As lawmakers held a hearing on the technical issues plaguing the federal insurance exchange, the Obama administration decided to delay penalties for being uninsured for six weeks.
The rollout of Healthcare.gov had so many issues that Washington held a hearing on Thursday about the glitches. The federal contractors told House lawmakers that they didn’t know when the average American would be able to go to the site and get in.
The contractors said that full tests of the website began two weeks before the rollout despite the fact that the Affordable Care Act was passed as law in 2010 and the Supreme Court ruled to uphold the law more than a year ago. The tests were delayed until so close to the launch date because of changes to the order functions would be accessible by visitors to the website, Modern Healthcare reported.
One executive testified that her company did not make the decision for the site to go live, ultimately the Centers for Medicare and Medicaid was responsible for the end-to-end performance.
Becker’s Hospital Review reported that Julie Bataille, director of the CMS office of communications, said that the compressed time frame resulted in the system not being tested enough before Oct. 1. HHS Secretary Kathleen Sebelius is still expected to testify about the technical glitches during the ACA’s rollout.

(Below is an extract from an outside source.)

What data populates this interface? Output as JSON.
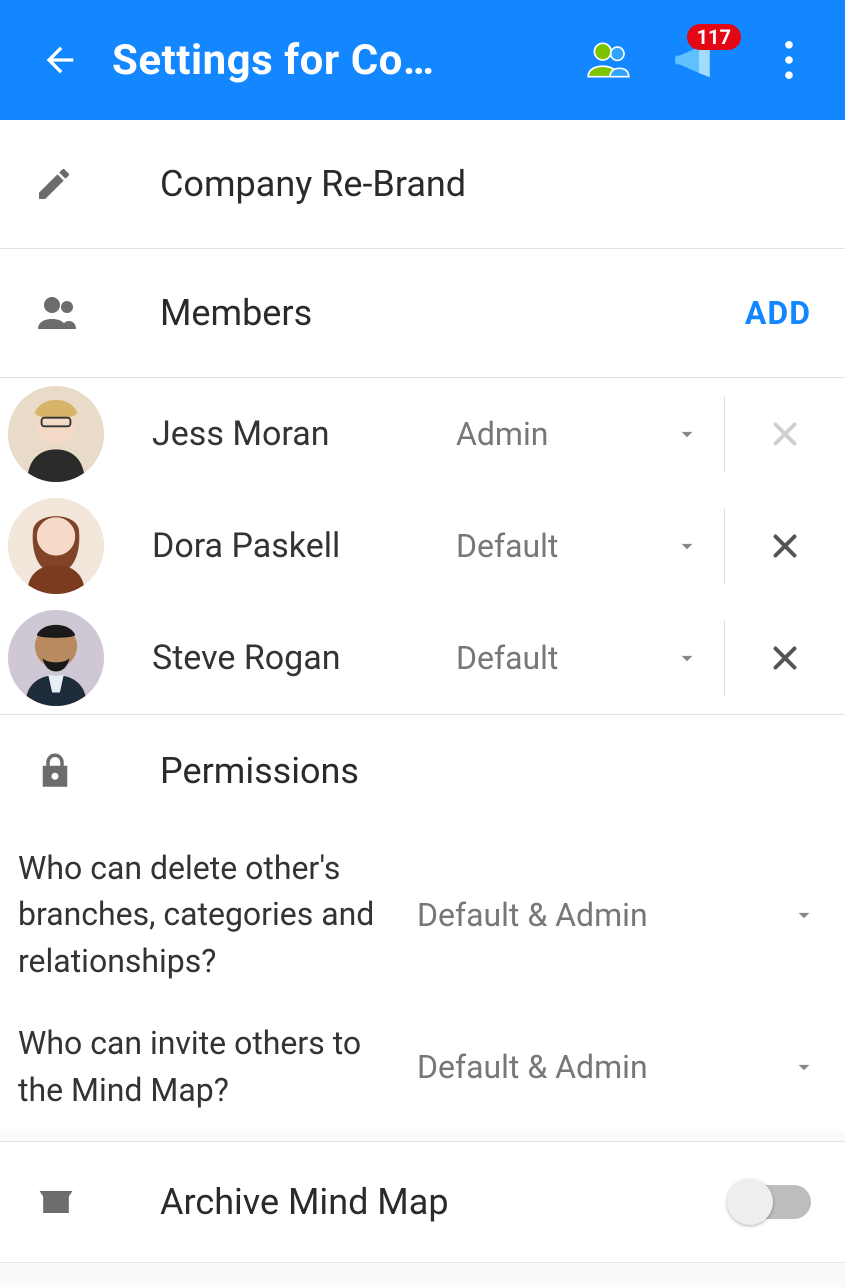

So far, 700,000 people have completed applications for health insurance coverage through the ACA, according to Kaiser Health News. There was no distinction of how many people applied through Healthcare.gov compared to the state-run exchanges. However, completing the application simply determines if the user is eligible for a federal subsidy or for Medicaid. The application is a key step before people can even begin shopping for insurance plans.
As a result of the glitches and technical problems, the Obama administration has announced that it is delaying penalties for being uninsured by six weeks. Now, the last date that consumers can enroll without facing a fine is March 31. According to Becker’s Hospital Review, people have to enroll by Feb. 15 to allow time for processing.